Starting this fall, five medical centers in Virginia may face penalties when patients are re-admitted to the hospital after being discharged. The new penalties are the result of a change in the way Medicare pays hospitals.
Hospitals are supposed to help patients get well, but a hefty number end up coming back, because something goes wrong after discharge.
"Twenty percent, or one in five Medicare patients are re-admitted to the hospital within 30 days," says Carolyn Engelhard, who directs the Health Policy Program at the University of Virginia.
Some of those re-admissions are unavoidable, but Engelhard says others could be prevented by making sure patients and their families understand what needs to be done once they get home, by sending nurses to check on the patient's recovery and by assuring that doctors stay in touch.
Hoping to improve planning and care for patients after discharge, Medicare — the federal program that covers senior citizens — plans to impose a penalty on hospitals with high rates of re-admission. Based on their track records, 14 medical centers in Virginia won't be charged, but Engelhard says the rest of the state's hospitals will forfeit up to one percent of the money they get from Medicare.

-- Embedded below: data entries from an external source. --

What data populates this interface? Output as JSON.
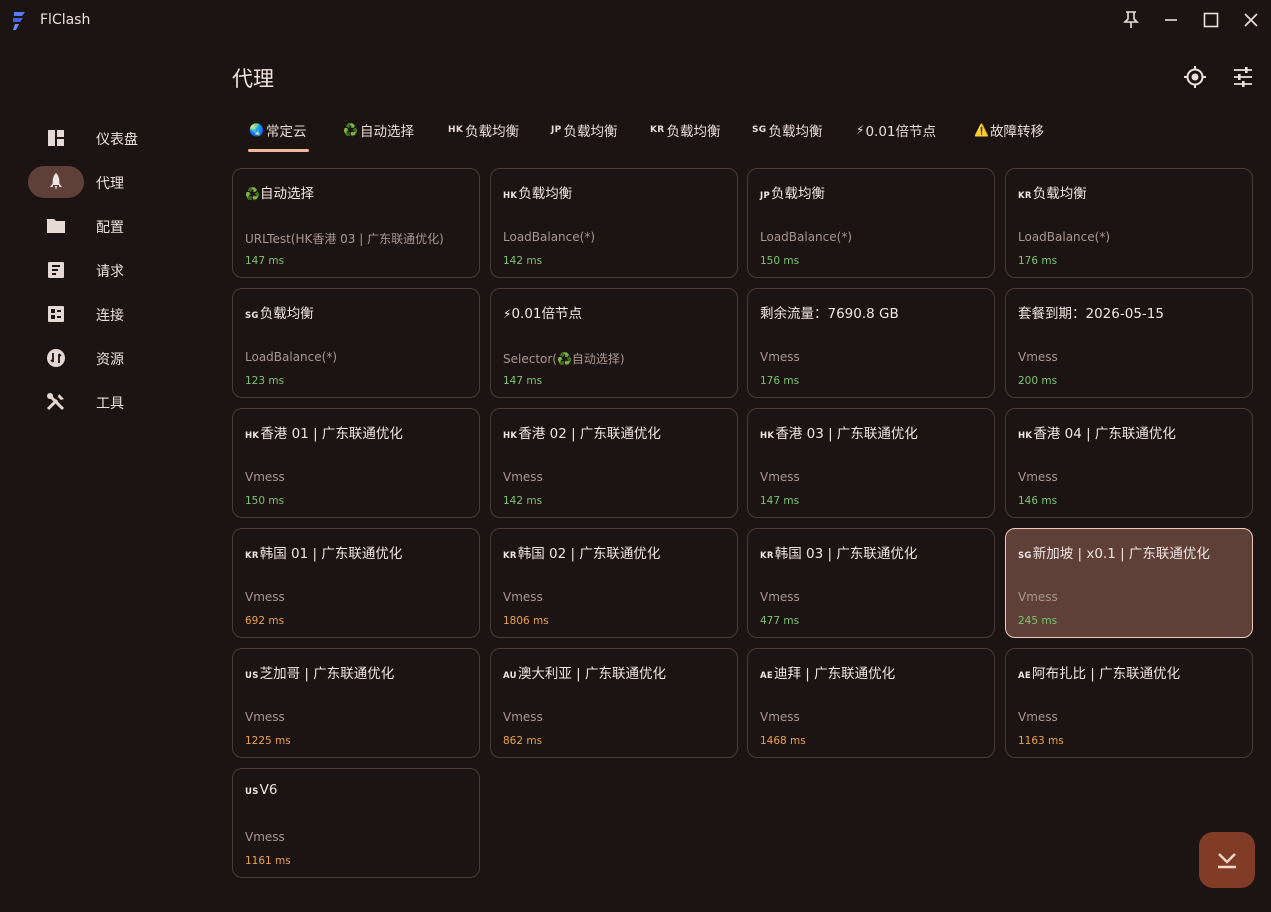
{
  "app": {
    "name": "FlClash"
  },
  "page": {
    "title": "代理"
  },
  "sidebar": {
    "items": [
      {
        "label": "仪表盘",
        "icon": "dashboard-icon"
      },
      {
        "label": "代理",
        "icon": "rocket-icon",
        "active": true
      },
      {
        "label": "配置",
        "icon": "folder-icon"
      },
      {
        "label": "请求",
        "icon": "request-icon"
      },
      {
        "label": "连接",
        "icon": "connections-icon"
      },
      {
        "label": "资源",
        "icon": "resources-icon"
      },
      {
        "label": "工具",
        "icon": "tools-icon"
      }
    ]
  },
  "tabs": [
    {
      "label": "常定云",
      "emoji": "🌏",
      "active": true
    },
    {
      "label": "自动选择",
      "emoji": "♻️"
    },
    {
      "label": "负载均衡",
      "flag": "HK"
    },
    {
      "label": "负载均衡",
      "flag": "JP"
    },
    {
      "label": "负载均衡",
      "flag": "KR"
    },
    {
      "label": "负载均衡",
      "flag": "SG"
    },
    {
      "label": "0.01倍节点",
      "emoji": "⚡"
    },
    {
      "label": "故障转移",
      "emoji": "⚠️"
    }
  ],
  "proxies": [
    {
      "emoji": "♻️",
      "flag": "",
      "name": "自动选择",
      "type": "URLTest(HK香港 03 | 广东联通优化)",
      "delay": "147 ms",
      "delay_level": "good"
    },
    {
      "emoji": "",
      "flag": "HK",
      "name": "负载均衡",
      "type": "LoadBalance(*)",
      "delay": "142 ms",
      "delay_level": "good"
    },
    {
      "emoji": "",
      "flag": "JP",
      "name": "负载均衡",
      "type": "LoadBalance(*)",
      "delay": "150 ms",
      "delay_level": "good"
    },
    {
      "emoji": "",
      "flag": "KR",
      "name": "负载均衡",
      "type": "LoadBalance(*)",
      "delay": "176 ms",
      "delay_level": "good"
    },
    {
      "emoji": "",
      "flag": "SG",
      "name": "负载均衡",
      "type": "LoadBalance(*)",
      "delay": "123 ms",
      "delay_level": "good"
    },
    {
      "emoji": "⚡",
      "flag": "",
      "name": "0.01倍节点",
      "type": "Selector(♻️自动选择)",
      "delay": "147 ms",
      "delay_level": "good"
    },
    {
      "emoji": "",
      "flag": "",
      "name": "剩余流量：7690.8 GB",
      "type": "Vmess",
      "delay": "176 ms",
      "delay_level": "good"
    },
    {
      "emoji": "",
      "flag": "",
      "name": "套餐到期：2026-05-15",
      "type": "Vmess",
      "delay": "200 ms",
      "delay_level": "good"
    },
    {
      "emoji": "",
      "flag": "HK",
      "name": "香港 01 | 广东联通优化",
      "type": "Vmess",
      "delay": "150 ms",
      "delay_level": "good"
    },
    {
      "emoji": "",
      "flag": "HK",
      "name": "香港 02 | 广东联通优化",
      "type": "Vmess",
      "delay": "142 ms",
      "delay_level": "good"
    },
    {
      "emoji": "",
      "flag": "HK",
      "name": "香港 03 | 广东联通优化",
      "type": "Vmess",
      "delay": "147 ms",
      "delay_level": "good"
    },
    {
      "emoji": "",
      "flag": "HK",
      "name": "香港 04 | 广东联通优化",
      "type": "Vmess",
      "delay": "146 ms",
      "delay_level": "good"
    },
    {
      "emoji": "",
      "flag": "KR",
      "name": "韩国 01 | 广东联通优化",
      "type": "Vmess",
      "delay": "692 ms",
      "delay_level": "mid"
    },
    {
      "emoji": "",
      "flag": "KR",
      "name": "韩国 02 | 广东联通优化",
      "type": "Vmess",
      "delay": "1806 ms",
      "delay_level": "mid"
    },
    {
      "emoji": "",
      "flag": "KR",
      "name": "韩国 03 | 广东联通优化",
      "type": "Vmess",
      "delay": "477 ms",
      "delay_level": "good"
    },
    {
      "emoji": "",
      "flag": "SG",
      "name": "新加坡 | x0.1 | 广东联通优化",
      "type": "Vmess",
      "delay": "245 ms",
      "delay_level": "good",
      "selected": true
    },
    {
      "emoji": "",
      "flag": "US",
      "name": "芝加哥 | 广东联通优化",
      "type": "Vmess",
      "delay": "1225 ms",
      "delay_level": "mid"
    },
    {
      "emoji": "",
      "flag": "AU",
      "name": "澳大利亚 | 广东联通优化",
      "type": "Vmess",
      "delay": "862 ms",
      "delay_level": "mid"
    },
    {
      "emoji": "",
      "flag": "AE",
      "name": "迪拜 | 广东联通优化",
      "type": "Vmess",
      "delay": "1468 ms",
      "delay_level": "mid"
    },
    {
      "emoji": "",
      "flag": "AE",
      "name": "阿布扎比 | 广东联通优化",
      "type": "Vmess",
      "delay": "1163 ms",
      "delay_level": "mid"
    },
    {
      "emoji": "",
      "flag": "US",
      "name": "V6",
      "type": "Vmess",
      "delay": "1161 ms",
      "delay_level": "mid"
    }
  ]
}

This story was produced in partnership with Virginia Public Radio, NPR and Kaiser Health News.